When I first encountered Boyd’s paintings, as a teenager learning about Australian painting in high school, they affected me strongly. They were both spontaneous and deliberate: a knot or a slash of paint could so readily be a tree or a rock or a figure. The landscapes had such a strong mood to them that it seemed that more than observe them, Boyd had felt them in order to paint them.

Arthur Boyd’s studio

Some of his paintings positioned mythic figures in the landscape of the Shoalhaven – Susannah, Narcissus – channelling the landscape’s drama and energy. He also painted river scenes of bathers and waterskiiers, the cockatoos above the trees, the pink light and the golden light and the bright sun which turns the sky a smooth blue, so the trees and rocks are reflected clearly in the river’s surface. It is like that now, the water a mirror.

The sun has risen, the day will be hot and bright, and I will go back to the house and spend it writing. But for now I sit by the river, listening to the birds, waiting for the next fish to jump. It soon comes, flipping up like a sudden idea or a burst or feeling, flashing silver in the daylight, for a moment, before disappearing back under the surface of the water.

 

Thank you to the Bundanon Trust for selecting me for the 2019 Artists in Residence program. 
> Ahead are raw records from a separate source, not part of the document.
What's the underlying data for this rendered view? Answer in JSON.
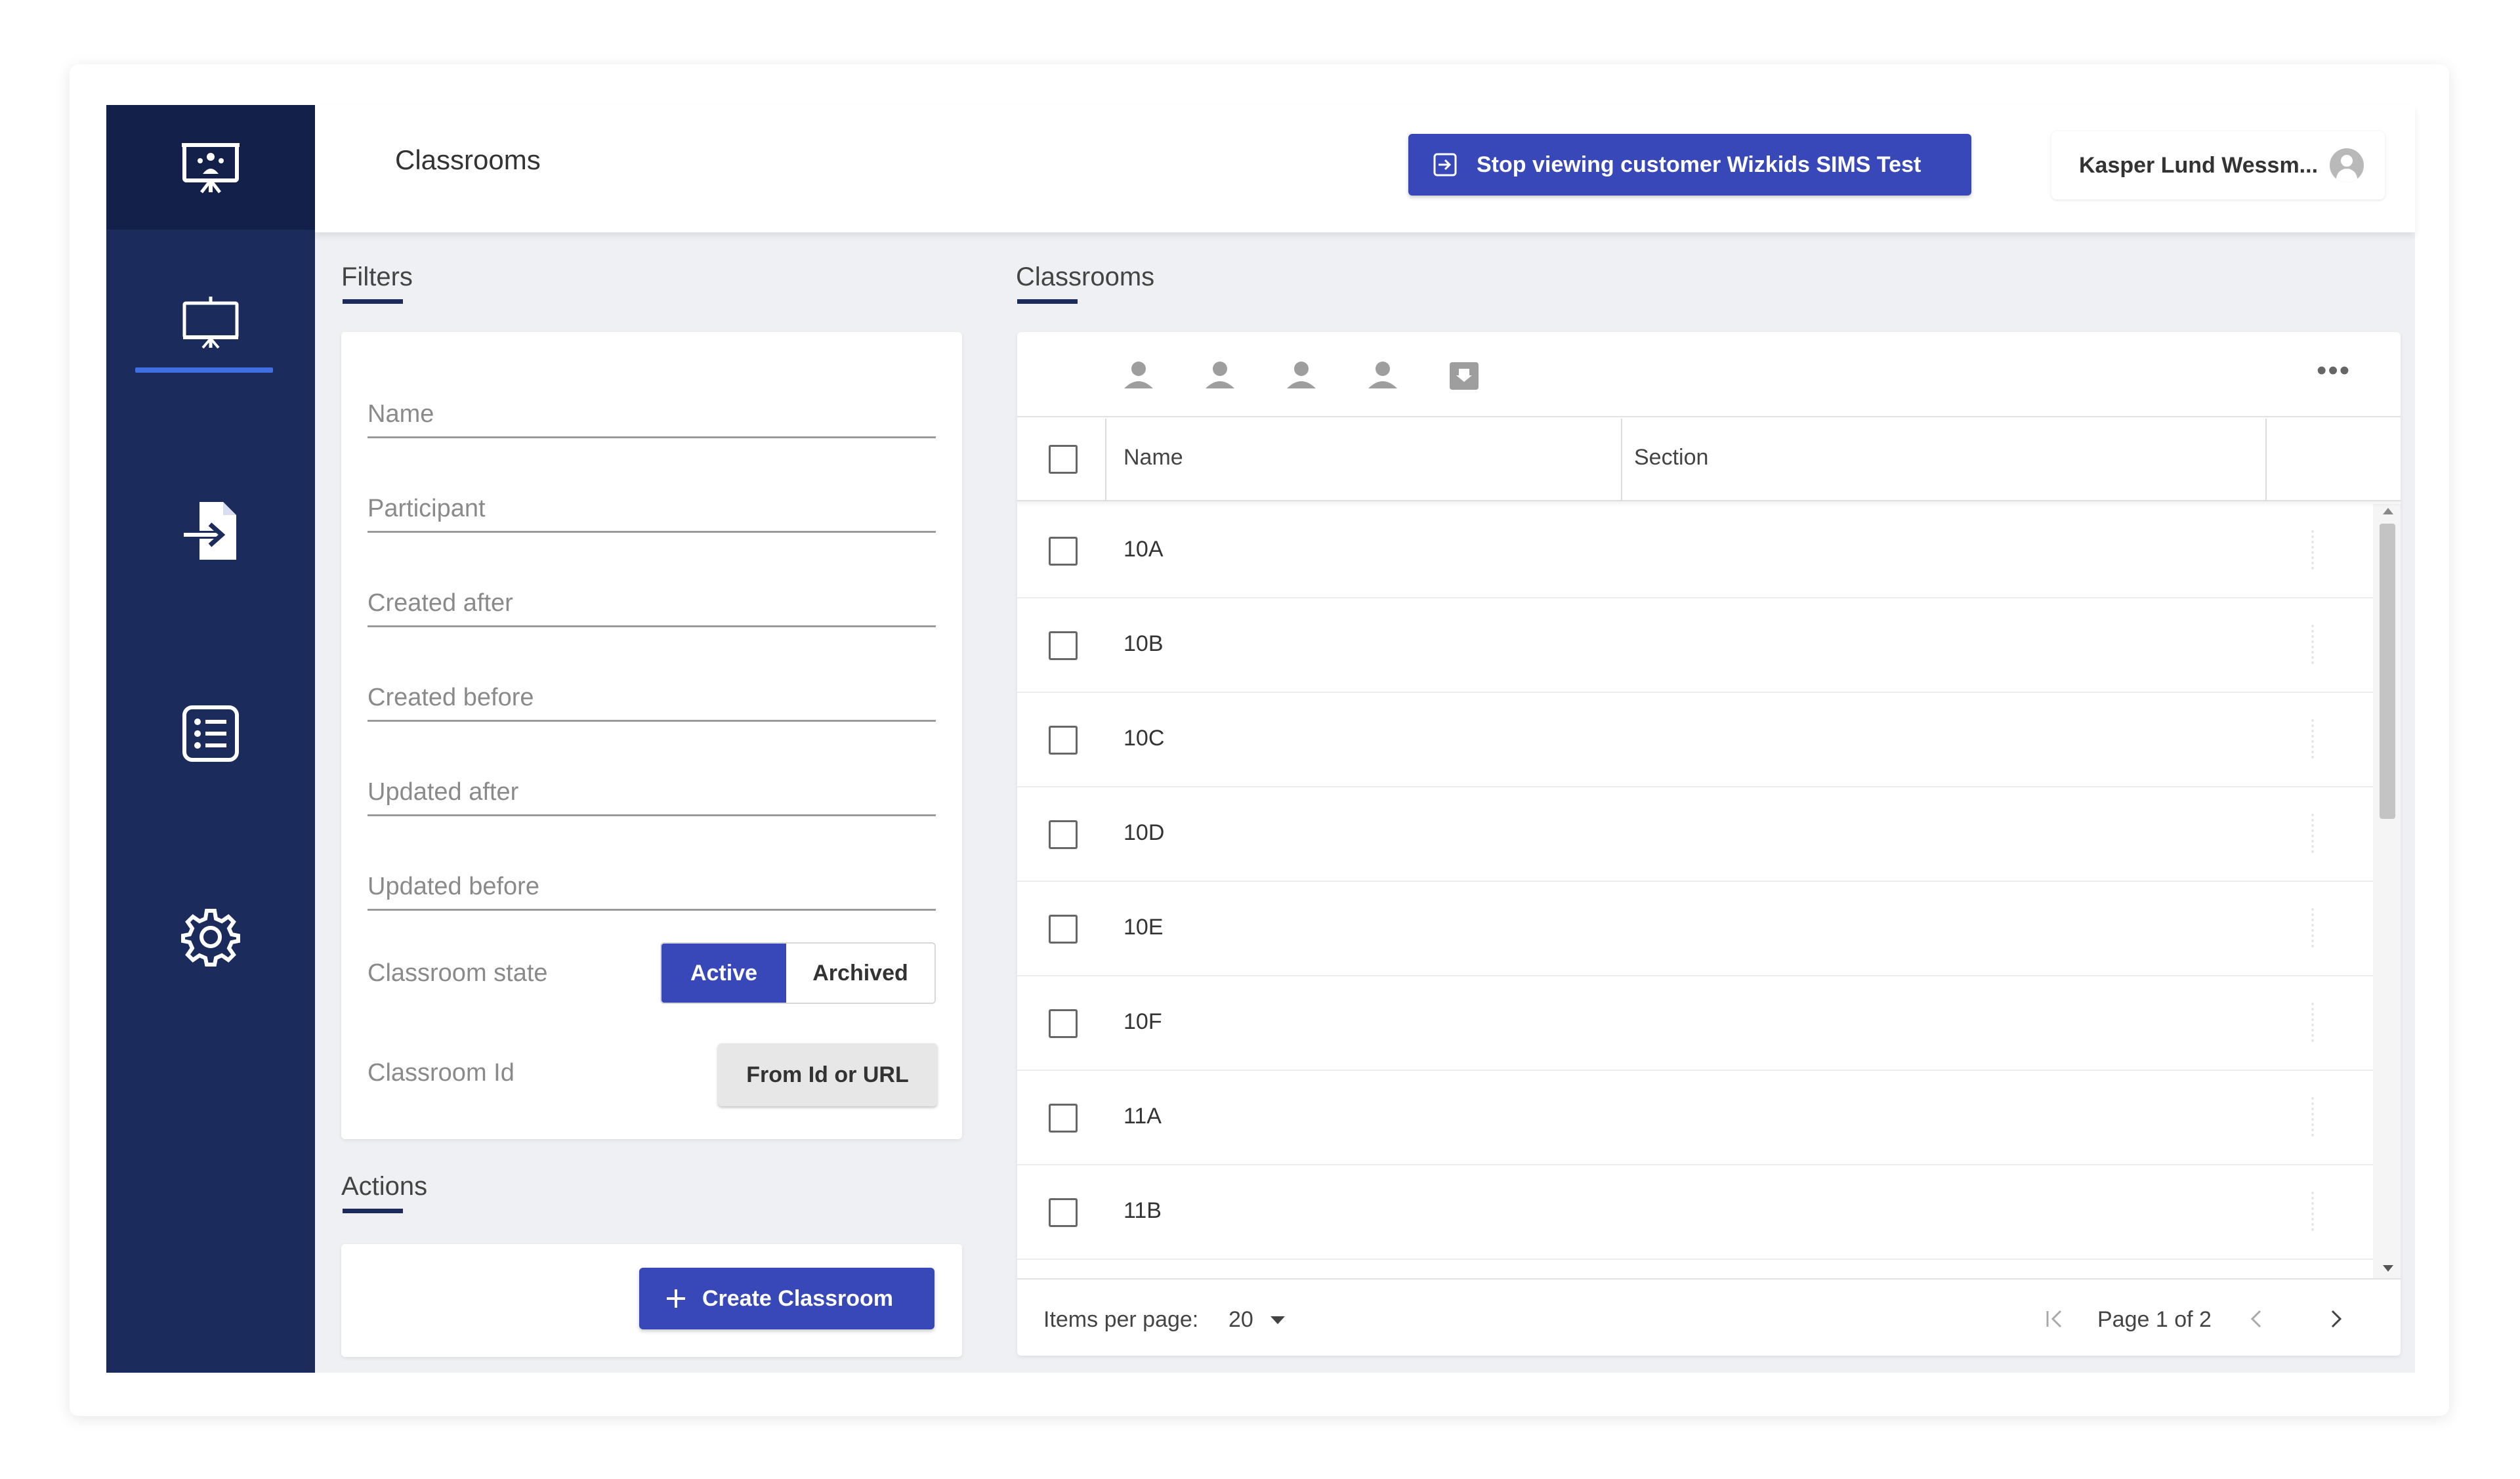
{
  "header": {
    "title": "Classrooms",
    "stop_viewing_label": "Stop viewing customer Wizkids SIMS Test",
    "user_name": "Kasper Lund Wessm..."
  },
  "sidebar": {
    "items": [
      {
        "icon": "presentation-logo-icon"
      },
      {
        "icon": "classroom-board-icon",
        "active": true
      },
      {
        "icon": "import-file-icon"
      },
      {
        "icon": "list-icon"
      },
      {
        "icon": "gear-icon"
      }
    ]
  },
  "filters": {
    "section_label": "Filters",
    "fields": [
      {
        "placeholder": "Name",
        "value": ""
      },
      {
        "placeholder": "Participant",
        "value": ""
      },
      {
        "placeholder": "Created after",
        "value": ""
      },
      {
        "placeholder": "Created before",
        "value": ""
      },
      {
        "placeholder": "Updated after",
        "value": ""
      },
      {
        "placeholder": "Updated before",
        "value": ""
      }
    ],
    "state_label": "Classroom state",
    "state_options": [
      "Active",
      "Archived"
    ],
    "state_selected": "Active",
    "id_label": "Classroom Id",
    "from_id_button": "From Id or URL"
  },
  "actions": {
    "section_label": "Actions",
    "create_button": "Create Classroom"
  },
  "classrooms": {
    "section_label": "Classrooms",
    "toolbar_icons": [
      "person-icon",
      "person-icon",
      "person-icon",
      "person-icon",
      "archive-icon"
    ],
    "columns": [
      "Name",
      "Section"
    ],
    "rows": [
      {
        "name": "10A",
        "section": ""
      },
      {
        "name": "10B",
        "section": ""
      },
      {
        "name": "10C",
        "section": ""
      },
      {
        "name": "10D",
        "section": ""
      },
      {
        "name": "10E",
        "section": ""
      },
      {
        "name": "10F",
        "section": ""
      },
      {
        "name": "11A",
        "section": ""
      },
      {
        "name": "11B",
        "section": ""
      }
    ],
    "paginator": {
      "items_per_page_label": "Items per page:",
      "items_per_page": "20",
      "page_label": "Page 1 of 2"
    }
  },
  "colors": {
    "sidebar": "#1a2b5c",
    "primary_button": "#3848b8",
    "accent": "#3f6fe0"
  }
}
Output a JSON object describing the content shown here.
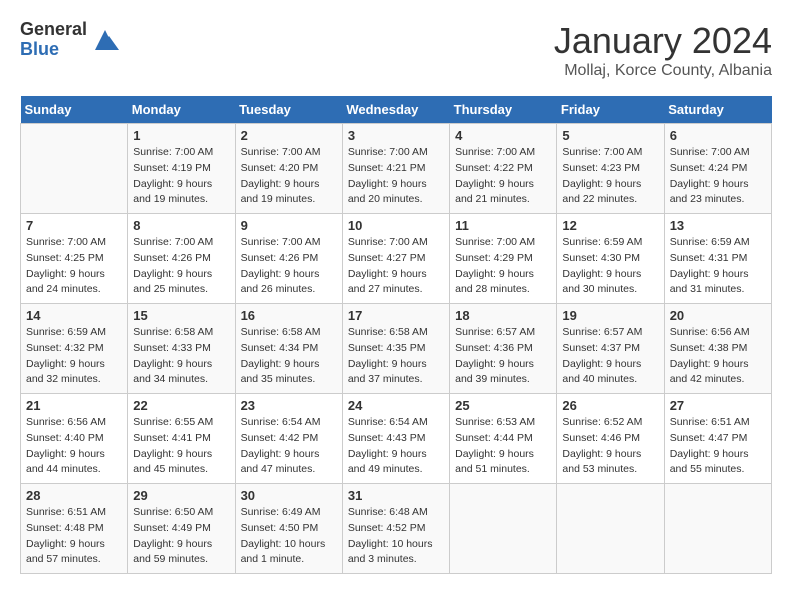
{
  "logo": {
    "general": "General",
    "blue": "Blue"
  },
  "header": {
    "title": "January 2024",
    "subtitle": "Mollaj, Korce County, Albania"
  },
  "weekdays": [
    "Sunday",
    "Monday",
    "Tuesday",
    "Wednesday",
    "Thursday",
    "Friday",
    "Saturday"
  ],
  "weeks": [
    [
      {
        "day": "",
        "sunrise": "",
        "sunset": "",
        "daylight": ""
      },
      {
        "day": "1",
        "sunrise": "Sunrise: 7:00 AM",
        "sunset": "Sunset: 4:19 PM",
        "daylight": "Daylight: 9 hours and 19 minutes."
      },
      {
        "day": "2",
        "sunrise": "Sunrise: 7:00 AM",
        "sunset": "Sunset: 4:20 PM",
        "daylight": "Daylight: 9 hours and 19 minutes."
      },
      {
        "day": "3",
        "sunrise": "Sunrise: 7:00 AM",
        "sunset": "Sunset: 4:21 PM",
        "daylight": "Daylight: 9 hours and 20 minutes."
      },
      {
        "day": "4",
        "sunrise": "Sunrise: 7:00 AM",
        "sunset": "Sunset: 4:22 PM",
        "daylight": "Daylight: 9 hours and 21 minutes."
      },
      {
        "day": "5",
        "sunrise": "Sunrise: 7:00 AM",
        "sunset": "Sunset: 4:23 PM",
        "daylight": "Daylight: 9 hours and 22 minutes."
      },
      {
        "day": "6",
        "sunrise": "Sunrise: 7:00 AM",
        "sunset": "Sunset: 4:24 PM",
        "daylight": "Daylight: 9 hours and 23 minutes."
      }
    ],
    [
      {
        "day": "7",
        "sunrise": "Sunrise: 7:00 AM",
        "sunset": "Sunset: 4:25 PM",
        "daylight": "Daylight: 9 hours and 24 minutes."
      },
      {
        "day": "8",
        "sunrise": "Sunrise: 7:00 AM",
        "sunset": "Sunset: 4:26 PM",
        "daylight": "Daylight: 9 hours and 25 minutes."
      },
      {
        "day": "9",
        "sunrise": "Sunrise: 7:00 AM",
        "sunset": "Sunset: 4:26 PM",
        "daylight": "Daylight: 9 hours and 26 minutes."
      },
      {
        "day": "10",
        "sunrise": "Sunrise: 7:00 AM",
        "sunset": "Sunset: 4:27 PM",
        "daylight": "Daylight: 9 hours and 27 minutes."
      },
      {
        "day": "11",
        "sunrise": "Sunrise: 7:00 AM",
        "sunset": "Sunset: 4:29 PM",
        "daylight": "Daylight: 9 hours and 28 minutes."
      },
      {
        "day": "12",
        "sunrise": "Sunrise: 6:59 AM",
        "sunset": "Sunset: 4:30 PM",
        "daylight": "Daylight: 9 hours and 30 minutes."
      },
      {
        "day": "13",
        "sunrise": "Sunrise: 6:59 AM",
        "sunset": "Sunset: 4:31 PM",
        "daylight": "Daylight: 9 hours and 31 minutes."
      }
    ],
    [
      {
        "day": "14",
        "sunrise": "Sunrise: 6:59 AM",
        "sunset": "Sunset: 4:32 PM",
        "daylight": "Daylight: 9 hours and 32 minutes."
      },
      {
        "day": "15",
        "sunrise": "Sunrise: 6:58 AM",
        "sunset": "Sunset: 4:33 PM",
        "daylight": "Daylight: 9 hours and 34 minutes."
      },
      {
        "day": "16",
        "sunrise": "Sunrise: 6:58 AM",
        "sunset": "Sunset: 4:34 PM",
        "daylight": "Daylight: 9 hours and 35 minutes."
      },
      {
        "day": "17",
        "sunrise": "Sunrise: 6:58 AM",
        "sunset": "Sunset: 4:35 PM",
        "daylight": "Daylight: 9 hours and 37 minutes."
      },
      {
        "day": "18",
        "sunrise": "Sunrise: 6:57 AM",
        "sunset": "Sunset: 4:36 PM",
        "daylight": "Daylight: 9 hours and 39 minutes."
      },
      {
        "day": "19",
        "sunrise": "Sunrise: 6:57 AM",
        "sunset": "Sunset: 4:37 PM",
        "daylight": "Daylight: 9 hours and 40 minutes."
      },
      {
        "day": "20",
        "sunrise": "Sunrise: 6:56 AM",
        "sunset": "Sunset: 4:38 PM",
        "daylight": "Daylight: 9 hours and 42 minutes."
      }
    ],
    [
      {
        "day": "21",
        "sunrise": "Sunrise: 6:56 AM",
        "sunset": "Sunset: 4:40 PM",
        "daylight": "Daylight: 9 hours and 44 minutes."
      },
      {
        "day": "22",
        "sunrise": "Sunrise: 6:55 AM",
        "sunset": "Sunset: 4:41 PM",
        "daylight": "Daylight: 9 hours and 45 minutes."
      },
      {
        "day": "23",
        "sunrise": "Sunrise: 6:54 AM",
        "sunset": "Sunset: 4:42 PM",
        "daylight": "Daylight: 9 hours and 47 minutes."
      },
      {
        "day": "24",
        "sunrise": "Sunrise: 6:54 AM",
        "sunset": "Sunset: 4:43 PM",
        "daylight": "Daylight: 9 hours and 49 minutes."
      },
      {
        "day": "25",
        "sunrise": "Sunrise: 6:53 AM",
        "sunset": "Sunset: 4:44 PM",
        "daylight": "Daylight: 9 hours and 51 minutes."
      },
      {
        "day": "26",
        "sunrise": "Sunrise: 6:52 AM",
        "sunset": "Sunset: 4:46 PM",
        "daylight": "Daylight: 9 hours and 53 minutes."
      },
      {
        "day": "27",
        "sunrise": "Sunrise: 6:51 AM",
        "sunset": "Sunset: 4:47 PM",
        "daylight": "Daylight: 9 hours and 55 minutes."
      }
    ],
    [
      {
        "day": "28",
        "sunrise": "Sunrise: 6:51 AM",
        "sunset": "Sunset: 4:48 PM",
        "daylight": "Daylight: 9 hours and 57 minutes."
      },
      {
        "day": "29",
        "sunrise": "Sunrise: 6:50 AM",
        "sunset": "Sunset: 4:49 PM",
        "daylight": "Daylight: 9 hours and 59 minutes."
      },
      {
        "day": "30",
        "sunrise": "Sunrise: 6:49 AM",
        "sunset": "Sunset: 4:50 PM",
        "daylight": "Daylight: 10 hours and 1 minute."
      },
      {
        "day": "31",
        "sunrise": "Sunrise: 6:48 AM",
        "sunset": "Sunset: 4:52 PM",
        "daylight": "Daylight: 10 hours and 3 minutes."
      },
      {
        "day": "",
        "sunrise": "",
        "sunset": "",
        "daylight": ""
      },
      {
        "day": "",
        "sunrise": "",
        "sunset": "",
        "daylight": ""
      },
      {
        "day": "",
        "sunrise": "",
        "sunset": "",
        "daylight": ""
      }
    ]
  ]
}
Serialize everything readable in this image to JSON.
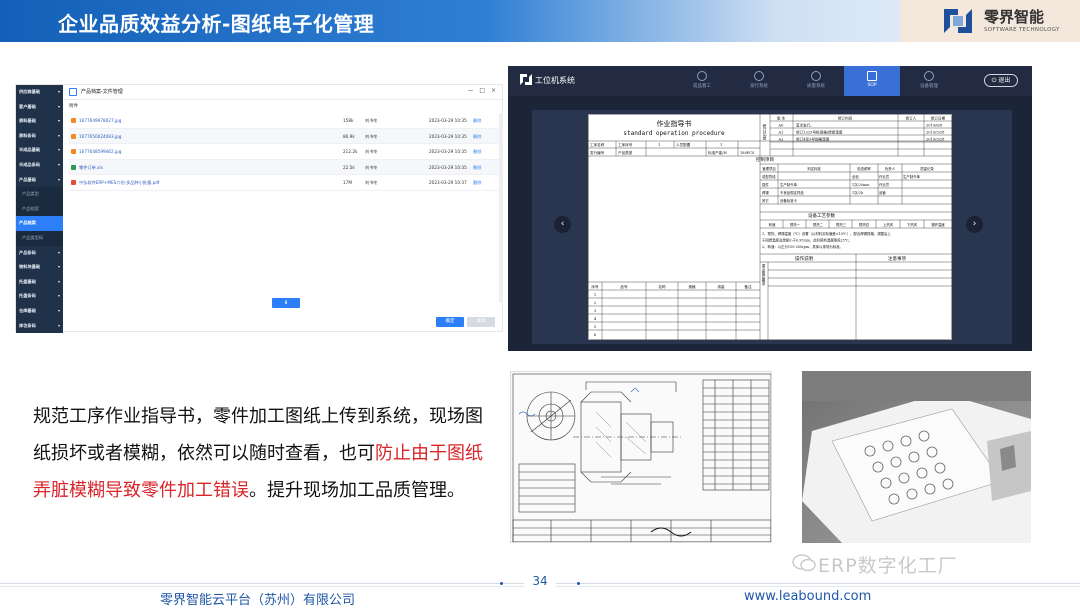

The D’harawal dictionary can be found at Frances Bodkin’s D’harawal Dreaming Stories.